-- Exercise inputs follows --
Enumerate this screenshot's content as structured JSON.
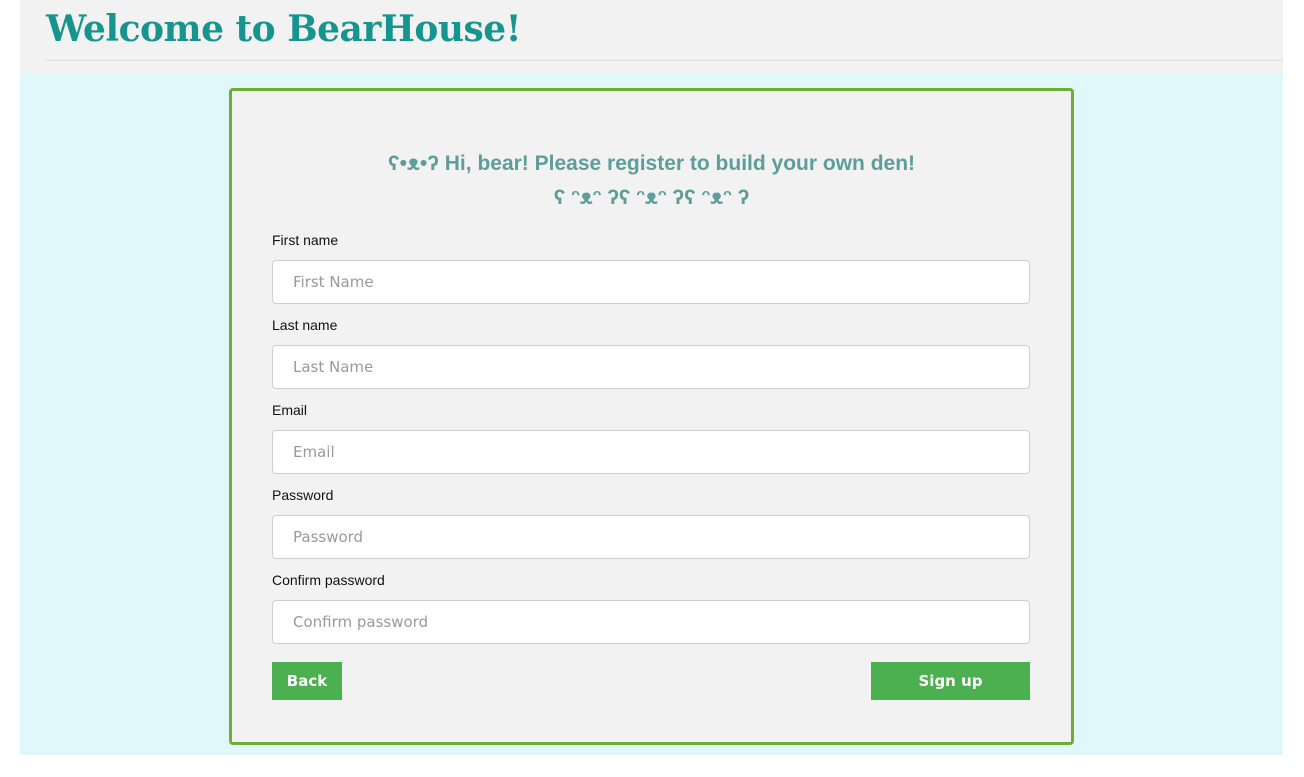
{
  "header": {
    "title": "Welcome to BearHouse!"
  },
  "form": {
    "greeting_line1": "ʕ•ᴥ•ʔ Hi, bear! Please register to build your own den!",
    "greeting_line2": "ʕ ᵔᴥᵔ ʔʕ ᵔᴥᵔ ʔʕ ᵔᴥᵔ ʔ",
    "fields": [
      {
        "label": "First name",
        "placeholder": "First Name",
        "value": ""
      },
      {
        "label": "Last name",
        "placeholder": "Last Name",
        "value": ""
      },
      {
        "label": "Email",
        "placeholder": "Email",
        "value": ""
      },
      {
        "label": "Password",
        "placeholder": "Password",
        "value": ""
      },
      {
        "label": "Confirm password",
        "placeholder": "Confirm password",
        "value": ""
      }
    ],
    "back_label": "Back",
    "signup_label": "Sign up"
  },
  "colors": {
    "title": "#16958e",
    "card_border": "#70ad35",
    "button": "#4caf50",
    "page_background": "#e0f7fc"
  }
}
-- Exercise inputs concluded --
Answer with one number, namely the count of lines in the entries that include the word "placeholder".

5